Biofuel firm KiOR, which debuted on the Nasdaq Friday morning priced at $15 per share, also closed the day at $15 per share — in other words, as flat as a Britney Spears high note. The day of flat trading followed the company pricing its shares significantly under its estimated pricing of $19 to $21 per share.
Not a great performance, but not all that bad either. The company made $150 million in the IPO, and could sell another 1.5 million shares. And flat is always better than down (though it’s only the first day).
KiOR’s price could stay in that range for a while, if two other biofuel IPOs are any indicator. Amyris (a AMRS) and Gevo (s GEVO) have managed to keep their share prices mostly from dropping. Amyris’ shares are trading at double its debut price, and Gevo is trading around the same as its debut price at $15 per share. KiOR’s shares are bouncing slightly down in after-hours trading, but we’ll see next week where the stock heads.
Four-year-old KiOR has ambitions to cheaply turn wood chips into a substitute for crude oil, which can then be used by the world’s oil refining industry. KiOR plans to use the funds from its IPO to build up to five plants, which in total will cost $1 billion.
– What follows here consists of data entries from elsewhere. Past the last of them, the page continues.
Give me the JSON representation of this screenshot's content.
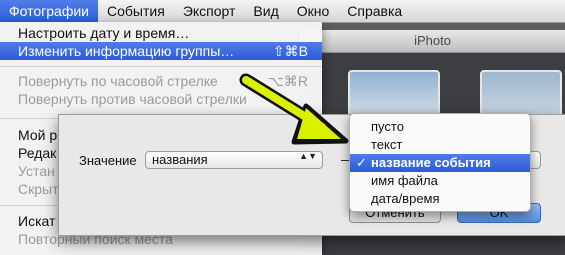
{
  "menubar": {
    "items": [
      {
        "label": "Фотографии",
        "active": true
      },
      {
        "label": "События",
        "active": false
      },
      {
        "label": "Экспорт",
        "active": false
      },
      {
        "label": "Вид",
        "active": false
      },
      {
        "label": "Окно",
        "active": false
      },
      {
        "label": "Справка",
        "active": false
      }
    ]
  },
  "window": {
    "title": "iPhoto"
  },
  "menu": {
    "items": [
      {
        "label": "Настроить дату и время…",
        "shortcut": "",
        "state": "enabled"
      },
      {
        "label": "Изменить информацию группы…",
        "shortcut": "⇧⌘B",
        "state": "highlighted"
      },
      {
        "label": "Повернуть по часовой стрелке",
        "shortcut": "⌥⌘R",
        "state": "disabled"
      },
      {
        "label": "Повернуть против часовой стрелки",
        "shortcut": "",
        "state": "disabled"
      },
      {
        "label": "Мой р",
        "shortcut": "",
        "state": "enabled"
      },
      {
        "label": "Редак",
        "shortcut": "",
        "state": "enabled"
      },
      {
        "label": "Устан",
        "shortcut": "",
        "state": "disabled"
      },
      {
        "label": "Скрыт",
        "shortcut": "",
        "state": "disabled"
      },
      {
        "label": "Искат",
        "shortcut": "",
        "state": "enabled"
      },
      {
        "label": "Повторный поиск места",
        "shortcut": "",
        "state": "disabled"
      }
    ]
  },
  "dialog": {
    "field_label": "Значение",
    "popup_value": "названия",
    "popup_arrows": "▲▼",
    "cancel_label": "Отменить",
    "ok_label": "OK"
  },
  "options": {
    "items": [
      {
        "label": "пусто",
        "selected": false
      },
      {
        "label": "текст",
        "selected": false
      },
      {
        "label": "название события",
        "selected": true
      },
      {
        "label": "имя файла",
        "selected": false
      },
      {
        "label": "дата/время",
        "selected": false
      }
    ],
    "checkmark": "✓"
  },
  "colors": {
    "menu_highlight": "#2b5ddb",
    "annotation_arrow": "#d9f000"
  }
}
The first one is supposed to be built in Columbus, Miss., will cost $190 million, and is already funded, says KiOR.